Korea's trade deficit with Japan is expected to hit a 16-year low this year. Analysts say that the recent boycott of Japanese products has contributed to the decrease in imports of consumer goods.
In particular, some predict that if the Korean government succeeds in strengthening the competitiveness of the "materials, components, and equipment" sector in the wake of Japan's export regulations, the trade balance with Japan could change in the long term.
According to the Ministry of Trade, Industry and Energy and the Korea International Trade Association on Nov. 18, the trade deficit with Japan was $16.36 billion by the end of last month, down 20.6 percent from $20.6 billion in the same period last year.
Based on the January-October period, Korea posted the smallest deficit since 2003 when it posted $15.5 billion.

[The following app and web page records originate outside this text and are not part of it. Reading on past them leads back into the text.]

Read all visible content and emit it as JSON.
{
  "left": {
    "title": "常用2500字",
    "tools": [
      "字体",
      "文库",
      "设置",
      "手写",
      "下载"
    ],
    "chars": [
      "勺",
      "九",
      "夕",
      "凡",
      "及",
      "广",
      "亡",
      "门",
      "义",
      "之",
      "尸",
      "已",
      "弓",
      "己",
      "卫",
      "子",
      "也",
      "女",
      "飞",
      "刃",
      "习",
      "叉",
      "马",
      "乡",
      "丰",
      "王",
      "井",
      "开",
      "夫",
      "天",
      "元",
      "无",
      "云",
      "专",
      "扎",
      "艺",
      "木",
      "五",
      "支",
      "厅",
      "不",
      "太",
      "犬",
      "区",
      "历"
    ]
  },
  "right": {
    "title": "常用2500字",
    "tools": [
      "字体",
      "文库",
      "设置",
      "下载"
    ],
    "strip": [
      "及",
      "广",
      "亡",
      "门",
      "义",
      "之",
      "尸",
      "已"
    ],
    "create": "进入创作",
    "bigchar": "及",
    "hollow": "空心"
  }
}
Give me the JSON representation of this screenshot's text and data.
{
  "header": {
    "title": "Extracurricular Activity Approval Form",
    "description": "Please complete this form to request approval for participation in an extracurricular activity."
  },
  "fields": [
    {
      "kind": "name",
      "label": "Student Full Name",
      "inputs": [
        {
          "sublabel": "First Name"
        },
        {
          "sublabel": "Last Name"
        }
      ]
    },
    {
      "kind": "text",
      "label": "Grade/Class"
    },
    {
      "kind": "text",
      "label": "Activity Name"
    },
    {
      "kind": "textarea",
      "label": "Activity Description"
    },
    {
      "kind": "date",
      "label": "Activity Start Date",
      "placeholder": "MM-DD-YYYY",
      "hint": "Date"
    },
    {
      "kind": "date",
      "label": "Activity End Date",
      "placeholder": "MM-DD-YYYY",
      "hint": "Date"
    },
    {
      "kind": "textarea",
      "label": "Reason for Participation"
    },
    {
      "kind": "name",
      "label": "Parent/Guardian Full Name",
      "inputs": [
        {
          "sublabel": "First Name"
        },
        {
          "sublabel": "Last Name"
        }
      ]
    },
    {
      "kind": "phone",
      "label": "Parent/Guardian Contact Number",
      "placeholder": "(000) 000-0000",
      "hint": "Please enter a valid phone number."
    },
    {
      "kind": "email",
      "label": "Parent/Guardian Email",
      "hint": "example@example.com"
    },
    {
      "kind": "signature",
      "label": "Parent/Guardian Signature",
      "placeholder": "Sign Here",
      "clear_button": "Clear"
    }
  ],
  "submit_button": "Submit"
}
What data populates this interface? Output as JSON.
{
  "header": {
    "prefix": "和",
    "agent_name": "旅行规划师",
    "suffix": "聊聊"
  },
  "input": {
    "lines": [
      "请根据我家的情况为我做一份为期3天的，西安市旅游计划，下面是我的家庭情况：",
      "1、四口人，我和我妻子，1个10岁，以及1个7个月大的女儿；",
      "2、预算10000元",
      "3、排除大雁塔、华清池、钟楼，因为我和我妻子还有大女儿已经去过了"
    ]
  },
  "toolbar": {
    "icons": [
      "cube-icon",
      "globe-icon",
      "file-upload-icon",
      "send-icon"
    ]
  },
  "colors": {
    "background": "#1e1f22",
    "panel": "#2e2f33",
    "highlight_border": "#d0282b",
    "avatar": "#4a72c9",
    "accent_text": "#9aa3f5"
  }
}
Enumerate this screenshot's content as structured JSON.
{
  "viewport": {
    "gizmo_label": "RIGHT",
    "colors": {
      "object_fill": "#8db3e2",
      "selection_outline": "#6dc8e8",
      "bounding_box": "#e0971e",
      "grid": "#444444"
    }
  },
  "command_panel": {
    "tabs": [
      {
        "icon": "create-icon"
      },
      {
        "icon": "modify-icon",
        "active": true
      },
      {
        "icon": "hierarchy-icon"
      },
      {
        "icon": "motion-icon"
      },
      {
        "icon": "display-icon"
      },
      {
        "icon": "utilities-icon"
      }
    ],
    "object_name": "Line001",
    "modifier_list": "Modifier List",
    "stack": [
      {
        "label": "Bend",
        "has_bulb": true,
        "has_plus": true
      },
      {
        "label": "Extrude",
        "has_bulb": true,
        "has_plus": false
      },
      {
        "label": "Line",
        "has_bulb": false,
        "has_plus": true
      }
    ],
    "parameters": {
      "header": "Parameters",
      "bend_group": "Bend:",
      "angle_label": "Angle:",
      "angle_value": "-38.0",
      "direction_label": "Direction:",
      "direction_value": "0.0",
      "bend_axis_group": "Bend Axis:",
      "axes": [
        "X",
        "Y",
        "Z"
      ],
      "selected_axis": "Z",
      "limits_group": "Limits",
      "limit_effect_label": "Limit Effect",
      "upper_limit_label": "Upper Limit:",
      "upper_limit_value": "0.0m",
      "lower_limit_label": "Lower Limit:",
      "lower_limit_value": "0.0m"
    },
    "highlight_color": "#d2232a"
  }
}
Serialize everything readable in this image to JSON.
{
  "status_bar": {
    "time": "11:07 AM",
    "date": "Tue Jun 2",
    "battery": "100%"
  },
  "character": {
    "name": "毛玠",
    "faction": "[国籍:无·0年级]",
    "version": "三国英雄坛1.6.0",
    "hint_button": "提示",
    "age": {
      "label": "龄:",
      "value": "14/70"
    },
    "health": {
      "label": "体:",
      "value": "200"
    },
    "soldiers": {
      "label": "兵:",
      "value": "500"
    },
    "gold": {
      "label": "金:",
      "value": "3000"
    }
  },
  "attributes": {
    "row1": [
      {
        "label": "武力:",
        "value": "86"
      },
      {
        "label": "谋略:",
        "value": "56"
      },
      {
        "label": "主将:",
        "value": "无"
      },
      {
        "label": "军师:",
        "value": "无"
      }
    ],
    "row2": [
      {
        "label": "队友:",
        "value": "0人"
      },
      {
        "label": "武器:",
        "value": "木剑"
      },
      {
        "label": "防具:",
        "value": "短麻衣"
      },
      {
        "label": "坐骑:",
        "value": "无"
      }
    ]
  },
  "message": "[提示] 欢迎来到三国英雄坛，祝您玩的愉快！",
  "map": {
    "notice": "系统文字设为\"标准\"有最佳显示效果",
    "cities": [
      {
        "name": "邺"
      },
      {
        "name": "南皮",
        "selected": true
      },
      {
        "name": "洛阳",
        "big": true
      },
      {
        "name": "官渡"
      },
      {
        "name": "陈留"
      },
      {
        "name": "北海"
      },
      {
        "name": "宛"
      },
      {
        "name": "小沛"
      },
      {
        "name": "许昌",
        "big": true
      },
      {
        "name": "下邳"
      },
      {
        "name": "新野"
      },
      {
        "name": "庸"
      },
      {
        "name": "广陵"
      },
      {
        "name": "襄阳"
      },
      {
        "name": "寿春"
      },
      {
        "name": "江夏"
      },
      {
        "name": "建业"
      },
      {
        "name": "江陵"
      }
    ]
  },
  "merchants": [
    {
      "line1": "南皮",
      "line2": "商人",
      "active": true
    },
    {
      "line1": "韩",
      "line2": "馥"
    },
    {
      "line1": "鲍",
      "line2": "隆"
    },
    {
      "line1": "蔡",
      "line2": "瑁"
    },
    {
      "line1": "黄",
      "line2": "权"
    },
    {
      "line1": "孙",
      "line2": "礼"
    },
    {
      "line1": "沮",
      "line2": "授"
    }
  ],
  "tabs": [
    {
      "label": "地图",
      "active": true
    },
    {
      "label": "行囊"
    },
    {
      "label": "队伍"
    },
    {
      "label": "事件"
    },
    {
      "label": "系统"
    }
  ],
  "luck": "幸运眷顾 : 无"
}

If this trend continues, it will also mark the first annual trade deficit with Japan in 16 years with less than $20 billion since 2003 when it reached $19 billion. This is only half of the record high of $36.1 billion in 2010.
Among Korea's top 10 trading partners, Japan and Taiwan are the only countries that show unfavorable trade balance this year. As for Taiwan, Korea's trade deficit has remained less than $20 million until the third quarter of this year, which is no comparison with Japan.
The reason why its trade imbalance with Japan has been "improved" this year is what the drop in imports far exceeded that in exports.
Exports to Japan reached $23.7 billion in the first 10 months of the year, down 6.5 percent from the same period last year, but imports totaled $40.1 billion, down a whopping 12.8 percent from a year earlier. The drop in imports from Japan is expected to hit a record high this year since 14.7 percent in 2015.
"The government and the private sector have increased their awareness of the importance of the materials, components and equipment industry after the Japanese restriction on exports to Korea," Moon Byung-ki, a senior researcher at the Korea International Trade Association, said in an interview with Yonhap News Agency.
He added, "It may be difficult to expect great results in a short period of time, but this may change the trend of chronic trade imbalance with Japan."